#### WHAT THE TASK REQUIRES
Write the listing out again, exactly as it appears.
_ _ _ _ _ _ _
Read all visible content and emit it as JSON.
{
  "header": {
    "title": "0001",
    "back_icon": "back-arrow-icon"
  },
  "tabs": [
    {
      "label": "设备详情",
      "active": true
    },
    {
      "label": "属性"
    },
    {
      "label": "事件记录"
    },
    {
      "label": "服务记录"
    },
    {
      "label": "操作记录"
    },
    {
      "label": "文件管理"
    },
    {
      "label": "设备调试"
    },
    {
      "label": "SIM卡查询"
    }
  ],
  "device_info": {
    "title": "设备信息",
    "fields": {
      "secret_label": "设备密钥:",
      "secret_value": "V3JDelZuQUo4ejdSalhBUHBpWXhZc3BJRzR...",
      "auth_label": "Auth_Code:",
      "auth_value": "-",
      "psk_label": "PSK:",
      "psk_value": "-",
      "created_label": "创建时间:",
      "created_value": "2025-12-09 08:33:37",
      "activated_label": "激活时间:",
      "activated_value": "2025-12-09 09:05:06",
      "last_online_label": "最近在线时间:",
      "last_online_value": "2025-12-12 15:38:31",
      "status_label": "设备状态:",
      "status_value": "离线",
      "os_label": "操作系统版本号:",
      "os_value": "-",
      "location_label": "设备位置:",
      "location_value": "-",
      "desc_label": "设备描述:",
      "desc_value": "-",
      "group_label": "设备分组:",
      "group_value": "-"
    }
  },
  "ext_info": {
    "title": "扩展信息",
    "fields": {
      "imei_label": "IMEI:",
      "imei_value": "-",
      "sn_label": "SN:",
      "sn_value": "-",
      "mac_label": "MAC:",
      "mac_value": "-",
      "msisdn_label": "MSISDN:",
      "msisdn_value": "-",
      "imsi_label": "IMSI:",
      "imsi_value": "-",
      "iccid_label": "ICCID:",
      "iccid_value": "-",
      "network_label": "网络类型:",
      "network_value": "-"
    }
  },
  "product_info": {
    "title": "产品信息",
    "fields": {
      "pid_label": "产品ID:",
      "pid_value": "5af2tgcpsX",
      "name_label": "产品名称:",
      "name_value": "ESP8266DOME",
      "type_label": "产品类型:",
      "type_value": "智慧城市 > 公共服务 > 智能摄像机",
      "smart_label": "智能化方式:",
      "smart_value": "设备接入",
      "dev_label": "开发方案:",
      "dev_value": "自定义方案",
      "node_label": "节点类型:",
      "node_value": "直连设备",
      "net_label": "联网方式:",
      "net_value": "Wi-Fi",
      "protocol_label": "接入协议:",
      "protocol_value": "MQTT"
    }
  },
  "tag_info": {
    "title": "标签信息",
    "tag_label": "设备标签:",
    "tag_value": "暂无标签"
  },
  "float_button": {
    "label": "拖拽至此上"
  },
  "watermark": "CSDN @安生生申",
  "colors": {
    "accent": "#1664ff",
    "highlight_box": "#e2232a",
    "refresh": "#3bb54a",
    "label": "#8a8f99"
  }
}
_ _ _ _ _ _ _
#### WRITTEN SOLUTION
Read all visible content and emit it as JSON.
{
  "header": {
    "title": "0001",
    "back_icon": "back-arrow-icon"
  },
  "tabs": [
    {
      "label": "设备详情",
      "active": true
    },
    {
      "label": "属性"
    },
    {
      "label": "事件记录"
    },
    {
      "label": "服务记录"
    },
    {
      "label": "操作记录"
    },
    {
      "label": "文件管理"
    },
    {
      "label": "设备调试"
    },
    {
      "label": "SIM卡查询"
    }
  ],
  "device_info": {
    "title": "设备信息",
    "fields": {
      "secret_label": "设备密钥:",
      "secret_value": "V3JDelZuQUo4ejdSalhBUHBpWXhZc3BJRzR...",
      "auth_label": "Auth_Code:",
      "auth_value": "-",
      "psk_label": "PSK:",
      "psk_value": "-",
      "created_label": "创建时间:",
      "created_value": "2025-12-09 08:33:37",
      "activated_label": "激活时间:",
      "activated_value": "2025-12-09 09:05:06",
      "last_online_label": "最近在线时间:",
      "last_online_value": "2025-12-12 15:38:31",
      "status_label": "设备状态:",
      "status_value": "离线",
      "os_label": "操作系统版本号:",
      "os_value": "-",
      "location_label": "设备位置:",
      "location_value": "-",
      "desc_label": "设备描述:",
      "desc_value": "-",
      "group_label": "设备分组:",
      "group_value": "-"
    }
  },
  "ext_info": {
    "title": "扩展信息",
    "fields": {
      "imei_label": "IMEI:",
      "imei_value": "-",
      "sn_label": "SN:",
      "sn_value": "-",
      "mac_label": "MAC:",
      "mac_value": "-",
      "msisdn_label": "MSISDN:",
      "msisdn_value": "-",
      "imsi_label": "IMSI:",
      "imsi_value": "-",
      "iccid_label": "ICCID:",
      "iccid_value": "-",
      "network_label": "网络类型:",
      "network_value": "-"
    }
  },
  "product_info": {
    "title": "产品信息",
    "fields": {
      "pid_label": "产品ID:",
      "pid_value": "5af2tgcpsX",
      "name_label": "产品名称:",
      "name_value": "ESP8266DOME",
      "type_label": "产品类型:",
      "type_value": "智慧城市 > 公共服务 > 智能摄像机",
      "smart_label": "智能化方式:",
      "smart_value": "设备接入",
      "dev_label": "开发方案:",
      "dev_value": "自定义方案",
      "node_label": "节点类型:",
      "node_value": "直连设备",
      "net_label": "联网方式:",
      "net_value": "Wi-Fi",
      "protocol_label": "接入协议:",
      "protocol_value": "MQTT"
    }
  },
  "tag_info": {
    "title": "标签信息",
    "tag_label": "设备标签:",
    "tag_value": "暂无标签"
  },
  "float_button": {
    "label": "拖拽至此上"
  },
  "watermark": "CSDN @安生生申",
  "colors": {
    "accent": "#1664ff",
    "highlight_box": "#e2232a",
    "refresh": "#3bb54a",
    "label": "#8a8f99"
  }
}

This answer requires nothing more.